Philip Box, Public Affairs and Policy Officer, UK Green Building Council, said: “Our built environment is not prepared to cope with these conditions. Around 1.8 million people in the UK already live in areas of significant flood risk. If the frequent occurrence of major flooding events continues – which it has done in the UK nearly every year since 2007 – it is estimated that the number of homes at risk of flooding will rise by 40% to 2.6 million in as little as 20 years.
“On overheating, the picture is similar. Roughly 20% of homes in England already experience overheating issues, even during cooler summers. Furthermore, the proportion of green space, which can provide a local cooling effect, has dropped from 63% to 55% between 2011 and 2016.”
While the costs were burdensome then, some industry experts are levying the argument that this year, against the backdrop of the cost of living crisis and on the precipice of a recession, increased energy use due to rising temperatures is unsustainable and largely unaffordable for many.
Across the pond, things aren’t looking much brighter. The United States' southeastern coast has endured some of the worst extreme weather events in living memory, with September 2022’s Hurricane Ian the deadliest hurricane to hit the area since 1935. The hurricane, which eventually dissipated in early October, wreaked havoc across several southeastern states, including South Carolina, North Carolina and Florida, causing $113.1 billion in damage.
Evidencing this, researchers and climatologists at the EPA identified a marked increase in the frequency of hurricanes over the past two decades, which inevitably leads to an increased risk of property damage in coastal areas due to flooding and other severe weather events.
Mitigating climate risk in real estate
Weather-related damage to property due to rising temperatures or severe weather events can significantly impact a real estate organisation’s profitability. Greater operating expenses, an increased risk of devaluation and a hit to the overall desirability of a location or asset can all be traced back to climate change in some shape or form.
Areas at a heightened risk of severe weather events are seeing market prices drop, making the sale of those properties, whether commercial or residential, a profitless exercise. Although climate events aren’t anything new, the increasing number of extreme weather events attributed to climate change is producing dire financial consequences shouldered by everyone – insurers, owners, tenants, plus local and national governments.
Although steps can be taken to mitigate the physical risk associated with climate change, a more widespread cultural shift must be adopted. This will inevitably be spurred on by sweeping regulatory reform the closer we get to deadlines and targets, but we can still play a part now.
In the case of existing buildings, that might mean smarter energy use and sustainable retrofitting, while new buildings will need to be planned according to a range of factors – risk-free location, greener materials, renewable energy, more efficient construction, and so on.
People undoubtedly want to live and work in more comfortable, energy-efficient and sustainable buildings. Whether that's a single-family home, an HMO or a healthcare facility, building better with less carbon-intensive construction materials is the first real step towards meaningful change. We must ensure we do not add to an existing problem.

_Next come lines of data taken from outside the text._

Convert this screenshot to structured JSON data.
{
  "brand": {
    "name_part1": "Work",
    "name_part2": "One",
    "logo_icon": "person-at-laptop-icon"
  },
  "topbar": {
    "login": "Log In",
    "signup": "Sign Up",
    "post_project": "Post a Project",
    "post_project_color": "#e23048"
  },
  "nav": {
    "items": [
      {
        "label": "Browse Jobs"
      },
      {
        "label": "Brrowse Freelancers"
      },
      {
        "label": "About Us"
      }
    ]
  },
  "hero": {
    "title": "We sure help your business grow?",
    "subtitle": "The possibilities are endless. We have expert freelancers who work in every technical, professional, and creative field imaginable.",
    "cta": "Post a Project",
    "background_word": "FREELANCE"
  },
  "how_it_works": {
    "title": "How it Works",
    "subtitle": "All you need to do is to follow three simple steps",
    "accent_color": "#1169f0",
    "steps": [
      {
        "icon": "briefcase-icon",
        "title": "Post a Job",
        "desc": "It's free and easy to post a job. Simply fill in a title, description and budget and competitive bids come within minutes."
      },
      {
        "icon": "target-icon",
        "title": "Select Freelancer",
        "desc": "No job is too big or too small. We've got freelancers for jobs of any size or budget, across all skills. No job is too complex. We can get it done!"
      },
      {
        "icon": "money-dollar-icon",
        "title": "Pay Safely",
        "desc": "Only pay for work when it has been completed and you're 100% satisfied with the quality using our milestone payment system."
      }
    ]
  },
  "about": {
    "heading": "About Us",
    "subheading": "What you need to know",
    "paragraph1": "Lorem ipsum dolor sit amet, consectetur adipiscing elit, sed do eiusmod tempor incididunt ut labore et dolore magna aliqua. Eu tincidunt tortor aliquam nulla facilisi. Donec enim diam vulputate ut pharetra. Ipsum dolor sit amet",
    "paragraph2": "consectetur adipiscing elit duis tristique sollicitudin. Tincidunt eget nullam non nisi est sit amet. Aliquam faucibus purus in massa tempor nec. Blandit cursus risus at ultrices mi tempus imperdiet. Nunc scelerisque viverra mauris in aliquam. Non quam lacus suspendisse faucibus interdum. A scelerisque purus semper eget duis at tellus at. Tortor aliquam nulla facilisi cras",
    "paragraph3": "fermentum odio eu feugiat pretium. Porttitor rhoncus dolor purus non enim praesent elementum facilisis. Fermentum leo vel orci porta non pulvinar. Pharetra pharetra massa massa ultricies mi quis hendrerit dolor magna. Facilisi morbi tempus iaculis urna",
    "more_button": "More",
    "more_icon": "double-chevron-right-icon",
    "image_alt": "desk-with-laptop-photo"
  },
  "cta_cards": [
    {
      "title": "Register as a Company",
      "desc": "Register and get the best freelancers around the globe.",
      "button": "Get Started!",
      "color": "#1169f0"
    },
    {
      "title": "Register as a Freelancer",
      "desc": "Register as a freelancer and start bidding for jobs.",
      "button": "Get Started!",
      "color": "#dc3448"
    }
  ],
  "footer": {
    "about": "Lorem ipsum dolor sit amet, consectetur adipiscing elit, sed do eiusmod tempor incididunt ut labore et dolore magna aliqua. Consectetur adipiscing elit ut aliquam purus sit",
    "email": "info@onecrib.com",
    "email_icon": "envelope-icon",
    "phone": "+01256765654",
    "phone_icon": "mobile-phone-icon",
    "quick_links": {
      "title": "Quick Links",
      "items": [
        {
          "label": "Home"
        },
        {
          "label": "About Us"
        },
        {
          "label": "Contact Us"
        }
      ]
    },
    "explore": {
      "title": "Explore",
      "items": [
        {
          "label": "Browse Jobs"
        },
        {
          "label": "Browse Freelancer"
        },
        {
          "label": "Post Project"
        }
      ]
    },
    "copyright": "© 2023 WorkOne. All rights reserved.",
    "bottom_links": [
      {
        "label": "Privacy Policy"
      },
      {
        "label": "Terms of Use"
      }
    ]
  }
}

Thereafter, for many property professionals, it’s all about how we assess and monitor existing buildings. Estate agents, lettings agents, property surveyors and facilities managers, among many other property professionals, will all be brought into the fold to lend their expertise to the reevaluation of the built environment in the context of climate change.
After all, those on the frontline working with building owners, occupiers and tenants are best positioned to gather first-hand data and information that makes for meaningful insight and a valuable contribution to the debate.